The Eagles added former Titans first-round pick Chance Warmack, who played for offensive-line coach Jeff Stoutland at Alabama, to the guard group, along with former Dolphins starter Dallas Thomas. That would seem to make it easier for the coaching staff to move Seumalo or Wisniewski to center, if needed. The Eagles also added undrafted rookie center Tyler Orlosky, from West Virginia, but he suffered an MCL injury in rookie camp and probably won't take the field again until training camp.
"I don't think that concerning myself with that is going to do me any good," said Kelce, 29, the starter ever since he arrived as an undersized sixth-round rookie from Cincinnati in 2011.
Eagles coach Doug Pederson is said to have told Kelce, when the trade scenarios didn't materialize around the time of the NFL Scouting Combine, that the matter was closed and that Kelce will be the starter this year.
Asked about that Tuesday, Kelce said: "I don't really want to discuss private conversations or anything like that with the media."
Pederson, asked Tuesday about the center situation, said, "Right now going forward, Jason is the guy, and then we'll continue to work 'Wiz' along with Isaac, try to get Isaac some snaps, too." Pederson said part of OTAs is "evaluating our guys, but Kelce will definitely get the majority of the reps."
Like most of us who face situations beyond our control, Kelce said he has concluded that "worrying about it doesn't do any good." But most of us worry anyway.
"We have competition every year," Kelce said. "The reality is, we always have guys coming in, coming out. Now we happen to have a lot of really good depth at interior line. Like I said, it doesn't do me any good worrying about the 'what-ifs.' "
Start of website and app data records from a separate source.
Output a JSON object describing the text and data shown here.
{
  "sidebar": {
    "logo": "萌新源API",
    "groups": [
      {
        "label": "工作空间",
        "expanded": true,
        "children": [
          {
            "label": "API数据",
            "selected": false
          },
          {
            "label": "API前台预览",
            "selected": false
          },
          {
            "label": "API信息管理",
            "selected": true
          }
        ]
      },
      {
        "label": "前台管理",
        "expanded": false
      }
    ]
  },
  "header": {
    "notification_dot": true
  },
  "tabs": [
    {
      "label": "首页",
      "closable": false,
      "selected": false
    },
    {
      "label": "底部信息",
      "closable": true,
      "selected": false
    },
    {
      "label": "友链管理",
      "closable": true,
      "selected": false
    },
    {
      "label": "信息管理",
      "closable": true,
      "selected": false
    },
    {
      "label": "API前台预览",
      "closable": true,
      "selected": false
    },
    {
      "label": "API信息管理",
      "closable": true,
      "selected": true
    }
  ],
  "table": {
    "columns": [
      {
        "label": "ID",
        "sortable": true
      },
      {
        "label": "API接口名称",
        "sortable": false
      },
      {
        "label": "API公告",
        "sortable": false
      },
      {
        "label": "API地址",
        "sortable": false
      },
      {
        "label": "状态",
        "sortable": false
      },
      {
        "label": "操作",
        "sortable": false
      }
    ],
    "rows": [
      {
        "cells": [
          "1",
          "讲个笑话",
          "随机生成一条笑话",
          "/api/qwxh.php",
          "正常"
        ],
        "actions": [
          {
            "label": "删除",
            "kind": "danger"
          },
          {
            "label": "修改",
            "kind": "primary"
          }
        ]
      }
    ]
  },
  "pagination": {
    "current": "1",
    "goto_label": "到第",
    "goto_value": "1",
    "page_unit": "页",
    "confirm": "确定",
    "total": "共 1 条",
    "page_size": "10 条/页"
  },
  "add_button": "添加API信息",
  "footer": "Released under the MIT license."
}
True, the Eagles always have other guys who can play any position. But when Kelce was making the Pro Bowl and getting a seven-year contract extension after the 2013 season, the backups were guys such as Julian Vandervelde and Josh Andrews, who never shaped up as serious contenders. Having Seumalo and Wisniewski in the wings is different.
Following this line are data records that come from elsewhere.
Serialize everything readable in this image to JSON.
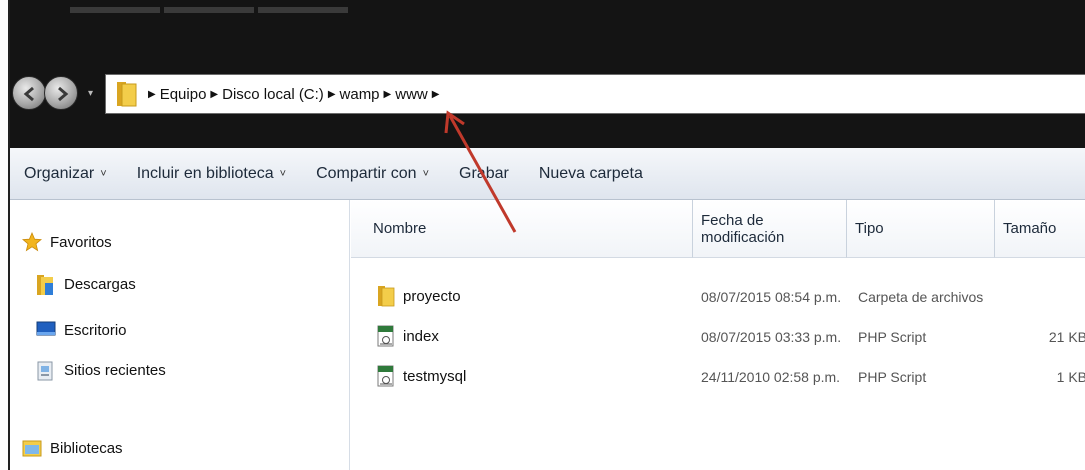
{
  "address": {
    "crumbs": [
      "Equipo",
      "Disco local (C:)",
      "wamp",
      "www"
    ]
  },
  "toolbar": {
    "organize": "Organizar",
    "include": "Incluir en biblioteca",
    "share": "Compartir con",
    "burn": "Grabar",
    "new_folder": "Nueva carpeta"
  },
  "sidebar": {
    "favorites": "Favoritos",
    "items": [
      "Descargas",
      "Escritorio",
      "Sitios recientes"
    ],
    "libraries": "Bibliotecas"
  },
  "columns": {
    "name": "Nombre",
    "date": "Fecha de modificación",
    "type": "Tipo",
    "size": "Tamaño"
  },
  "files": [
    {
      "name": "proyecto",
      "date": "08/07/2015 08:54 p.m.",
      "type": "Carpeta de archivos",
      "size": "",
      "icon": "folder-icon"
    },
    {
      "name": "index",
      "date": "08/07/2015 03:33 p.m.",
      "type": "PHP Script",
      "size": "21 KB",
      "icon": "php-file-icon"
    },
    {
      "name": "testmysql",
      "date": "24/11/2010 02:58 p.m.",
      "type": "PHP Script",
      "size": "1 KB",
      "icon": "php-file-icon"
    }
  ],
  "colors": {
    "annotation_arrow": "#c0392b",
    "titlebar": "#141414"
  }
}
Kelce, 6-3, 295, has always been better working in space than trying to match power with defensive linemen who outweigh him by 25 or 30 pounds, especially 3-4 nose guards. He said that he thought technique was as much to blame as strength last season, and that he felt he improved over the second half of 2016.
"Getting more and more familiar with everybody around me, the offense and everything like that, certainly helped out," he said. "I still think there's things I can improve upon. I've certainly done a lot this offseason," adding a few pounds, and, "I've done a lot of things from a technique standpoint, that (Stoutland) has critiqued me on."
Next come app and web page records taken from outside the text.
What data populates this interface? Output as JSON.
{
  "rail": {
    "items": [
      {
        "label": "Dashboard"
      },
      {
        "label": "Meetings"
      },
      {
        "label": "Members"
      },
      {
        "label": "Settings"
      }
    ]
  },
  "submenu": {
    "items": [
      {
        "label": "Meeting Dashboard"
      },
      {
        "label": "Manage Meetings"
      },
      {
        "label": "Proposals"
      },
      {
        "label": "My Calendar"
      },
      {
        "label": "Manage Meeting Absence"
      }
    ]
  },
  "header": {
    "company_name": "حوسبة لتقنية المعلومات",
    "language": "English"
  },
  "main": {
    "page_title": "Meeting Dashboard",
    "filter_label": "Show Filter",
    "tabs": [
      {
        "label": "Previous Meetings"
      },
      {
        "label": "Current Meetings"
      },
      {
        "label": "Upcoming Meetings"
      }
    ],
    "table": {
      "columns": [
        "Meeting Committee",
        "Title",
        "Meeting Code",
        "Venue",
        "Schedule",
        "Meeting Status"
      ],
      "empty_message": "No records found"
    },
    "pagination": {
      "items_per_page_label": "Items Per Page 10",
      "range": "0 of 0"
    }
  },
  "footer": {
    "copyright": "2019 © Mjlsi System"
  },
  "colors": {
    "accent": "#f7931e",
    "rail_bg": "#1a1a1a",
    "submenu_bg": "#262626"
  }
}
Kelce said he would like to weigh 300 by training camp, "but it doesn't matter how much weight you've got if you aren't using the right technique. I think early on, there were a lot of things from a technique standpoint I could have done a better job on."
Last season, when Pederson and offensive coordinator Frank Reich talked about Kelce, especially when he struggled, they emphasized his communication with then-rookie quarterback Carson Wentz, how important it was to have a veteran helping the QB with blocking calls, building trust. Asked Tuesday whether he thinks that relationship helps him maintain the upper hand, Kelce said that isn't anything he thinks about.
Kelce has started 78 games here, which is both an argument for keeping him in place as the fulcrum of a changing line, and also a reminder that he is closer to the end than the beginning. Another team leader, 30-year-old defensive end Connor Barwin, one of Kelce's best friends, ended up being released this offseason and going to the Rams, even though he had offered to take a pay cut to stay.
"That's just the way it goes. You don't really let that stuff weigh into it," Kelce said. "Having said that, I hope he has 15 sacks over in LA."